VANCOUVER -- This back-to-school season will look a little different for students at the University of British Columbia and Simon Fraser University.

In the schools' latest updates on the response to COVID-19, both universities outlined some of the changes the school will be making ahead of September.

One of the most impactful changes is that both institutions are offering mostly online classes, instead of in person, largely due to physical distancing and other public health guidelines meant to flatten the COVID-19 curve.

While some of B.C.'s restrictions are loosening in the coming days and weeks, no timeline has been given for the ease of a ban on gatherings of 50 or more people.

UBC's message from president and vice-chancellor Santa Ono was posted online, but was also sent to faculty, staff and students in Vancouver and at UBC's Okanagan campus.

Ono said select smaller classes will still meet in person, with students and teachers expected to adhere to those guidelines.

"We will maintain a clear focus on ensuring high-quality face-to-face instruction, where possible, and high-quality remote instruction," Ono wrote in the online update.

He said individual faculties within the school will give updates to students on specific programs in the coming weeks.

Details on whether students will be able to live in residences will be provided when confirmed, Ono said, and the school acknowledges travel restrictions may have an impact on international students.

The school's plan for those students will also be shared when available.

SFU's vice-president of academic and provost Jonathan Driver said in a similar post that in-class learning will take place when classes "cannot easily be replicated" online.
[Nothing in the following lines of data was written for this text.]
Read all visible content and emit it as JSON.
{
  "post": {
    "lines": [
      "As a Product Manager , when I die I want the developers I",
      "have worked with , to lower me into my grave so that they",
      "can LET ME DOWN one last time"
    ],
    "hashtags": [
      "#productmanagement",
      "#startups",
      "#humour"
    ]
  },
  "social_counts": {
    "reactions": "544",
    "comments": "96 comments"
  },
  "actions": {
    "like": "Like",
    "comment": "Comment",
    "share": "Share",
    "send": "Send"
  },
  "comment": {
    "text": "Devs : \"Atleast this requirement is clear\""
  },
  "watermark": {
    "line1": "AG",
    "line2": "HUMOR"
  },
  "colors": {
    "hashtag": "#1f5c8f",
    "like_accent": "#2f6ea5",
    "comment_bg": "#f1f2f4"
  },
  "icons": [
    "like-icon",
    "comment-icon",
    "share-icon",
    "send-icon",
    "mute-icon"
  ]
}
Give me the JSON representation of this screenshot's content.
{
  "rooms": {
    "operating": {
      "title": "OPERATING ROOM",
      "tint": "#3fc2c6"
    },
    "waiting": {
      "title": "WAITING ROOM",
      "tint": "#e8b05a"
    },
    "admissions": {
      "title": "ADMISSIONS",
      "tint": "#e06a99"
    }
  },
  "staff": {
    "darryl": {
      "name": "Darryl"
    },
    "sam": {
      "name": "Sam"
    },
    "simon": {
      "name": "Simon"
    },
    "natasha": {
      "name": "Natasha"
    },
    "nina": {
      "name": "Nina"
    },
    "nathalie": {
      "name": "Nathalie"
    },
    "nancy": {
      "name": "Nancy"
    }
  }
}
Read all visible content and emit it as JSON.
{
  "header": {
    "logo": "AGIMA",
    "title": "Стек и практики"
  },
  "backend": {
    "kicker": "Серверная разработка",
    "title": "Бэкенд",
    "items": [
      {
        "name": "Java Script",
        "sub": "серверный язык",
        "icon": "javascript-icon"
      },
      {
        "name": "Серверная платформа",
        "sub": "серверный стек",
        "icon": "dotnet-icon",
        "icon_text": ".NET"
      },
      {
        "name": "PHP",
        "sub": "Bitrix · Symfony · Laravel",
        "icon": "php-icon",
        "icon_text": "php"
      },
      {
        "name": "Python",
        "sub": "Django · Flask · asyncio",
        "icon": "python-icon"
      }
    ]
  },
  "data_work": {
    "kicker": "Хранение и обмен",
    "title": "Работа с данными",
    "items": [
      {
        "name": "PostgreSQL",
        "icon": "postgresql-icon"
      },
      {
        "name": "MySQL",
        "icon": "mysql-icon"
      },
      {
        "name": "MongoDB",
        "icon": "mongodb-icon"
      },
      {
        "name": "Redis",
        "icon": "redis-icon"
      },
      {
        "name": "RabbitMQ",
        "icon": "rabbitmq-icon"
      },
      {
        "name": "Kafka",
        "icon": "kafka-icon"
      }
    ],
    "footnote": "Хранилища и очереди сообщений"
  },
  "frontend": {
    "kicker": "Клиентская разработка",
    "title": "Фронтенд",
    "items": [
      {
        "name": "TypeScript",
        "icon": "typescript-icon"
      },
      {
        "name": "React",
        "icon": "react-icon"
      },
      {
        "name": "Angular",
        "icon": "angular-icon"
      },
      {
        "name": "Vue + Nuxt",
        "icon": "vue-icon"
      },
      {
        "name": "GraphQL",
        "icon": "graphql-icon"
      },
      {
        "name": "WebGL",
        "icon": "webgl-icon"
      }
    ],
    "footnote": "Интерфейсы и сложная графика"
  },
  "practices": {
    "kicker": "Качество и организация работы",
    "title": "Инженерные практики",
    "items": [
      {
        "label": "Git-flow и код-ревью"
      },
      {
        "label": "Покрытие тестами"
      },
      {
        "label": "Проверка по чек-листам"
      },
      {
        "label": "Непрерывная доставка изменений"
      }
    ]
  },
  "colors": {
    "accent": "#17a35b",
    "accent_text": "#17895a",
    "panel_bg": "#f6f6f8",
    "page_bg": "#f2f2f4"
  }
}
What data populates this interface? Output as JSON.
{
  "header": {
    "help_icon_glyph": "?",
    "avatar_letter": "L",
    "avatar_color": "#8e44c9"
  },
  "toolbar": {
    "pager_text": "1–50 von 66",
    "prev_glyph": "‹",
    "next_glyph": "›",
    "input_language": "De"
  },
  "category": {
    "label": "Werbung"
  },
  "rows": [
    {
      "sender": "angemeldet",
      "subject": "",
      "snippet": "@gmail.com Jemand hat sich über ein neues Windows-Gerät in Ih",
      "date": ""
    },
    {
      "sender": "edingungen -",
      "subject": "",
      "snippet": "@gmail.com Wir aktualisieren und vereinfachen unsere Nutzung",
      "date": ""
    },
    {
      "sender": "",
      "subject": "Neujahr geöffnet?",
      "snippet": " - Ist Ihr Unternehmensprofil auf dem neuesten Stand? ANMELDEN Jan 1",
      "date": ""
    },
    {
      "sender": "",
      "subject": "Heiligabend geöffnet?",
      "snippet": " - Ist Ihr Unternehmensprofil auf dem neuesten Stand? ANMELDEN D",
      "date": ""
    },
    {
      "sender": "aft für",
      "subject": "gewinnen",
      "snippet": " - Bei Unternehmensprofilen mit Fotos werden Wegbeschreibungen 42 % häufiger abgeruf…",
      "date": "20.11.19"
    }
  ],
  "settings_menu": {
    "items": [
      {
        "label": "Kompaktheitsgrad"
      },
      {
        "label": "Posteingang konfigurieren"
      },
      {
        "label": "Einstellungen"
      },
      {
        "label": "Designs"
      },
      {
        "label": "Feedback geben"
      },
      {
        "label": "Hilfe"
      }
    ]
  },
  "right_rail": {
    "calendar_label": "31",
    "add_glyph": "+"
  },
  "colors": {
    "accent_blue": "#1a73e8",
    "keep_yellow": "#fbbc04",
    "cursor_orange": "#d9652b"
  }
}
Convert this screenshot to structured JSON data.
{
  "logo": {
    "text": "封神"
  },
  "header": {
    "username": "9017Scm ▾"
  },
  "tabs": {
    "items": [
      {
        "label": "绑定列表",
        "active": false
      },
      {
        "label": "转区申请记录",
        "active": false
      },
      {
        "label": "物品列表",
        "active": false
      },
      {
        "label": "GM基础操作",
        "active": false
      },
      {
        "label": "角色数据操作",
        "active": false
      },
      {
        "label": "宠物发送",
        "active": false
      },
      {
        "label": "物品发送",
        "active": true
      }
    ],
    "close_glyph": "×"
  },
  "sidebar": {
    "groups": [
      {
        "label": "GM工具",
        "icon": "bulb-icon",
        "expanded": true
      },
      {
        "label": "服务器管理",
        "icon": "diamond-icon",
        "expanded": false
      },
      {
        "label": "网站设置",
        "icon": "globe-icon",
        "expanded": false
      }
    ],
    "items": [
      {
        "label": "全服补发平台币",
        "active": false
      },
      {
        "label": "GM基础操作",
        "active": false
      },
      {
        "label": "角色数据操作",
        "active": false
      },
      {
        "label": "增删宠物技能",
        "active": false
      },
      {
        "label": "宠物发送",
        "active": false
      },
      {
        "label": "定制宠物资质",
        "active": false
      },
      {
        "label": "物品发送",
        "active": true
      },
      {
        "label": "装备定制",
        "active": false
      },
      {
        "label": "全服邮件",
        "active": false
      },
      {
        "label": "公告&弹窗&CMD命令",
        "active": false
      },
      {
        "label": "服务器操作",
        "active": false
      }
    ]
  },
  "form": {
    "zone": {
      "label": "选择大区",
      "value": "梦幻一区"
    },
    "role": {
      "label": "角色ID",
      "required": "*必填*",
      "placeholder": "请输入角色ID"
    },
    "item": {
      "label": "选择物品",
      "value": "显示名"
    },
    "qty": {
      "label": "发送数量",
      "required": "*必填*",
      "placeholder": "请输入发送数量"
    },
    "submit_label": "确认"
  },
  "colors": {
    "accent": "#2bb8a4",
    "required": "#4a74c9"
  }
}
Some examples include lab-based classes, field trips and graduate classes where in-person participation is necessary.

He also said some extra-curriculars, such as co-op and recreation, may be able to go ahead if they follow the health and safety guidelines.

A national group representing students said there are concerns about accessing virtual classes.

"We take for granted in urban communities that everyone is wired with an internet connection, but for many Canadians, that is not the case," said Kaylin McClusky, executive director of Canadian Alliance of Student Associations. "We know that many students rely on campus resources to connect, whether that be Wi-Fi or even computer access for some."

A survey commissioned by the Canadian Association of University Teachers and the Canadian Federation of Students found a significant number of students are reconsidering their plans for the fall semester, some even considering dropping out because of income loss and concerns about the quality of online learning.

"Students and their families are worried about their health, the financial implications of the COVID-19 pandemic, and the uncertainty about how classes will be taught in the fall," said CAUT executive director David Robinson in a news release. "Among those students who say they will still be able to afford their tuition fees and living costs, a large number — about 75 per cent — are worried that distance learning will create a poor learning experience."